Assignment: Your output must hold every entry exactly as written and none of the pictures.

[Dataset rows describing interfaces]
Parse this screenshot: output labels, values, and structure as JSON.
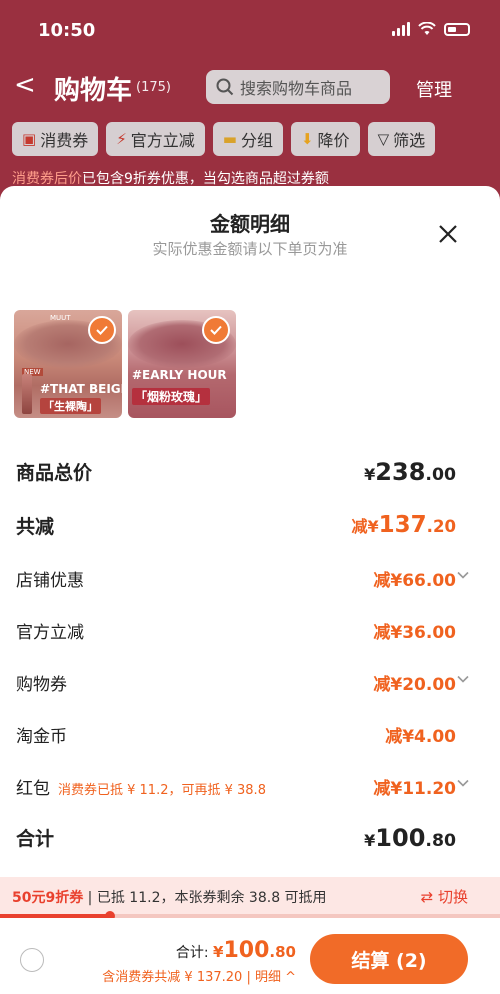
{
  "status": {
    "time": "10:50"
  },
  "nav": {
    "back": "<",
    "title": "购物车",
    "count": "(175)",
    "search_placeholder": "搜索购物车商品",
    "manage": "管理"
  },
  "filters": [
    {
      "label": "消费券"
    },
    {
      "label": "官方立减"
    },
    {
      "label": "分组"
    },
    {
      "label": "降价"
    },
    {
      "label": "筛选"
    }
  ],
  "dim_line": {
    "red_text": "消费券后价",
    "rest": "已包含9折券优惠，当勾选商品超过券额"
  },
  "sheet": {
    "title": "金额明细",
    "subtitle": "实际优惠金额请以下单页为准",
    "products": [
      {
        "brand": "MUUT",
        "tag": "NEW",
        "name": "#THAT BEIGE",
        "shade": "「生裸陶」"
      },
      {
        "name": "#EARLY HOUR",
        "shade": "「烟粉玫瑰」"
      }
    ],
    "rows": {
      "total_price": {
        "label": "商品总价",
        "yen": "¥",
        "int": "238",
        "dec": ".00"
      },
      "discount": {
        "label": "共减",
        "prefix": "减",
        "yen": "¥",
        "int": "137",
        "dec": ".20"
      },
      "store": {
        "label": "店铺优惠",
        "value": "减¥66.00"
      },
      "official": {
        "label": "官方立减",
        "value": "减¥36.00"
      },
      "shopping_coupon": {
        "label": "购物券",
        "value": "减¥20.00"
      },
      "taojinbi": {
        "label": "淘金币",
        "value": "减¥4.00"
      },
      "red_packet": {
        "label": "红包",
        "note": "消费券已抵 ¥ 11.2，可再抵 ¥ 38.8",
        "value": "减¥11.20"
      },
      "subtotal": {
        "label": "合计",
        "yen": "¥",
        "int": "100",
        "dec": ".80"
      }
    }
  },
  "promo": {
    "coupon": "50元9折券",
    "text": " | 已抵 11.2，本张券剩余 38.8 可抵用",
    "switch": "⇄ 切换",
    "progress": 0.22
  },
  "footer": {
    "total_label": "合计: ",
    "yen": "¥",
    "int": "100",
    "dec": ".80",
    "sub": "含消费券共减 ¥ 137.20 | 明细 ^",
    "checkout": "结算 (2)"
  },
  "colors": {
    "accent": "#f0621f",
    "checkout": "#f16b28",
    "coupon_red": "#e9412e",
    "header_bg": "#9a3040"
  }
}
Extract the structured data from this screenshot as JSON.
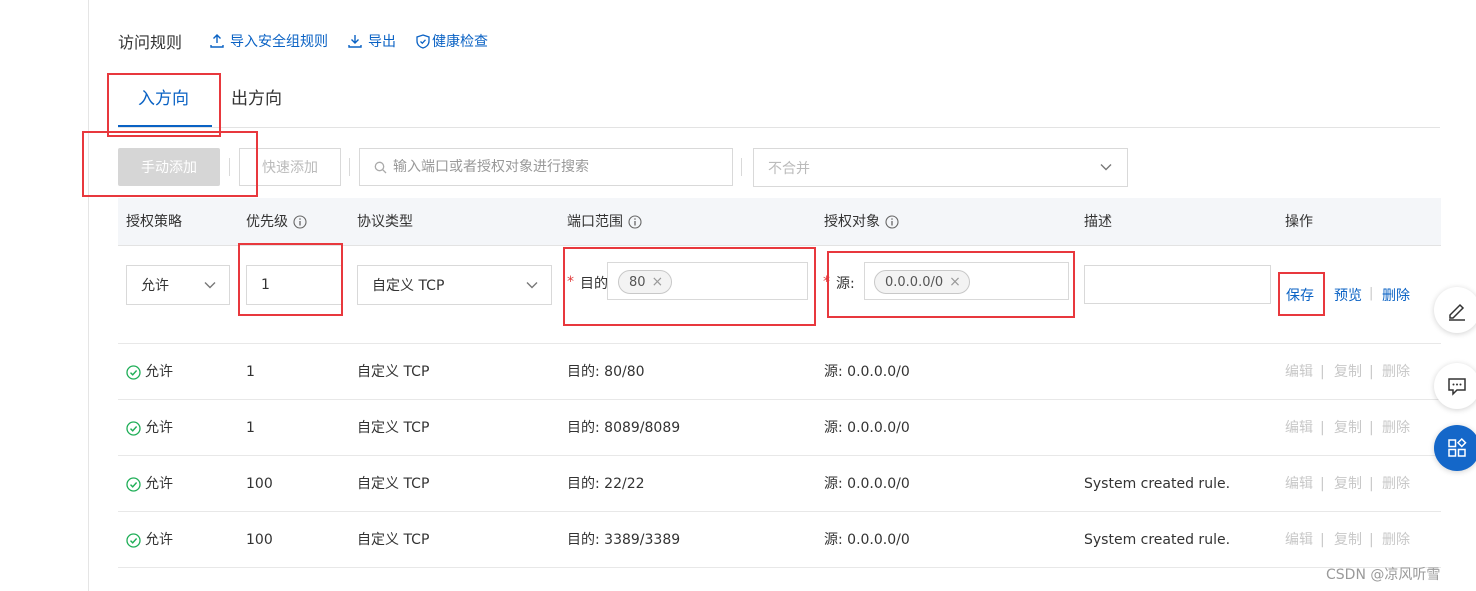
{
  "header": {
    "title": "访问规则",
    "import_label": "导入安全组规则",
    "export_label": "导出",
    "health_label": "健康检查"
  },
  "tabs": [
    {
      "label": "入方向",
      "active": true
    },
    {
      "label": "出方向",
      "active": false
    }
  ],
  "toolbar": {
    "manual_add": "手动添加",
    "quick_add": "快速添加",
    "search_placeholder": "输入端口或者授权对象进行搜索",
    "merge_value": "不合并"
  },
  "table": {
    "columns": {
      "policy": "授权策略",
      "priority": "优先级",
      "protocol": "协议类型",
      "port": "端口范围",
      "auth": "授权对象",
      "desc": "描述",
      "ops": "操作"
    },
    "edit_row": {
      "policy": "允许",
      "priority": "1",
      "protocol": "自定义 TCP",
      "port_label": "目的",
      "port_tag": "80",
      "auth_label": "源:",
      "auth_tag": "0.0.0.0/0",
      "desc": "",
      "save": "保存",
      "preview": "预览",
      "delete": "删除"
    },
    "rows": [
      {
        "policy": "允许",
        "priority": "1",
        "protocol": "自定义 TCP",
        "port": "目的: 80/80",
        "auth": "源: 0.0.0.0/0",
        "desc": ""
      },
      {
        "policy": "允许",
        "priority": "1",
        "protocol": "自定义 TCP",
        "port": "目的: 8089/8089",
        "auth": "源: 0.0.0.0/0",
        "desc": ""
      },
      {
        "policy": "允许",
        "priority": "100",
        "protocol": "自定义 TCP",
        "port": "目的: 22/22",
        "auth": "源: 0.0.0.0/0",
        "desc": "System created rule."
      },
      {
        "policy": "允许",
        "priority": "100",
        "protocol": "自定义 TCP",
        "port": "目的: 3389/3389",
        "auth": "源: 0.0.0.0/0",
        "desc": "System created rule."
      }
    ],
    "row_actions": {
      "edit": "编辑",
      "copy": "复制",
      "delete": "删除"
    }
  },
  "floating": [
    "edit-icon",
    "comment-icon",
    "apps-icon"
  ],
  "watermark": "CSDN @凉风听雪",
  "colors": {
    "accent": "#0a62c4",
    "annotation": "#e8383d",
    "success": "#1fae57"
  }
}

Answer:
Parse this screenshot: output labels, values, and structure as JSON.
{
  "status": {
    "time": "10:50"
  },
  "nav": {
    "back": "<",
    "title": "购物车",
    "count": "(175)",
    "search_placeholder": "搜索购物车商品",
    "manage": "管理"
  },
  "filters": [
    {
      "label": "消费券"
    },
    {
      "label": "官方立减"
    },
    {
      "label": "分组"
    },
    {
      "label": "降价"
    },
    {
      "label": "筛选"
    }
  ],
  "dim_line": {
    "red_text": "消费券后价",
    "rest": "已包含9折券优惠，当勾选商品超过券额"
  },
  "sheet": {
    "title": "金额明细",
    "subtitle": "实际优惠金额请以下单页为准",
    "products": [
      {
        "brand": "MUUT",
        "tag": "NEW",
        "name": "#THAT BEIGE",
        "shade": "「生裸陶」"
      },
      {
        "name": "#EARLY HOUR",
        "shade": "「烟粉玫瑰」"
      }
    ],
    "rows": {
      "total_price": {
        "label": "商品总价",
        "yen": "¥",
        "int": "238",
        "dec": ".00"
      },
      "discount": {
        "label": "共减",
        "prefix": "减",
        "yen": "¥",
        "int": "137",
        "dec": ".20"
      },
      "store": {
        "label": "店铺优惠",
        "value": "减¥66.00"
      },
      "official": {
        "label": "官方立减",
        "value": "减¥36.00"
      },
      "shopping_coupon": {
        "label": "购物券",
        "value": "减¥20.00"
      },
      "taojinbi": {
        "label": "淘金币",
        "value": "减¥4.00"
      },
      "red_packet": {
        "label": "红包",
        "note": "消费券已抵 ¥ 11.2，可再抵 ¥ 38.8",
        "value": "减¥11.20"
      },
      "subtotal": {
        "label": "合计",
        "yen": "¥",
        "int": "100",
        "dec": ".80"
      }
    }
  },
  "promo": {
    "coupon": "50元9折券",
    "text": " | 已抵 11.2，本张券剩余 38.8 可抵用",
    "switch": "⇄ 切换",
    "progress": 0.22
  },
  "footer": {
    "total_label": "合计: ",
    "yen": "¥",
    "int": "100",
    "dec": ".80",
    "sub": "含消费券共减 ¥ 137.20 | 明细 ^",
    "checkout": "结算 (2)"
  },
  "colors": {
    "accent": "#f0621f",
    "checkout": "#f16b28",
    "coupon_red": "#e9412e",
    "header_bg": "#9a3040"
  }
}
Extract the structured data from this screenshot as JSON.
{
  "header": {
    "title": "访问规则",
    "import_label": "导入安全组规则",
    "export_label": "导出",
    "health_label": "健康检查"
  },
  "tabs": [
    {
      "label": "入方向",
      "active": true
    },
    {
      "label": "出方向",
      "active": false
    }
  ],
  "toolbar": {
    "manual_add": "手动添加",
    "quick_add": "快速添加",
    "search_placeholder": "输入端口或者授权对象进行搜索",
    "merge_value": "不合并"
  },
  "table": {
    "columns": {
      "policy": "授权策略",
      "priority": "优先级",
      "protocol": "协议类型",
      "port": "端口范围",
      "auth": "授权对象",
      "desc": "描述",
      "ops": "操作"
    },
    "edit_row": {
      "policy": "允许",
      "priority": "1",
      "protocol": "自定义 TCP",
      "port_label": "目的",
      "port_tag": "80",
      "auth_label": "源:",
      "auth_tag": "0.0.0.0/0",
      "desc": "",
      "save": "保存",
      "preview": "预览",
      "delete": "删除"
    },
    "rows": [
      {
        "policy": "允许",
        "priority": "1",
        "protocol": "自定义 TCP",
        "port": "目的: 80/80",
        "auth": "源: 0.0.0.0/0",
        "desc": ""
      },
      {
        "policy": "允许",
        "priority": "1",
        "protocol": "自定义 TCP",
        "port": "目的: 8089/8089",
        "auth": "源: 0.0.0.0/0",
        "desc": ""
      },
      {
        "policy": "允许",
        "priority": "100",
        "protocol": "自定义 TCP",
        "port": "目的: 22/22",
        "auth": "源: 0.0.0.0/0",
        "desc": "System created rule."
      },
      {
        "policy": "允许",
        "priority": "100",
        "protocol": "自定义 TCP",
        "port": "目的: 3389/3389",
        "auth": "源: 0.0.0.0/0",
        "desc": "System created rule."
      }
    ],
    "row_actions": {
      "edit": "编辑",
      "copy": "复制",
      "delete": "删除"
    }
  },
  "floating": [
    "edit-icon",
    "comment-icon",
    "apps-icon"
  ],
  "watermark": "CSDN @凉风听雪",
  "colors": {
    "accent": "#0a62c4",
    "annotation": "#e8383d",
    "success": "#1fae57"
  }
}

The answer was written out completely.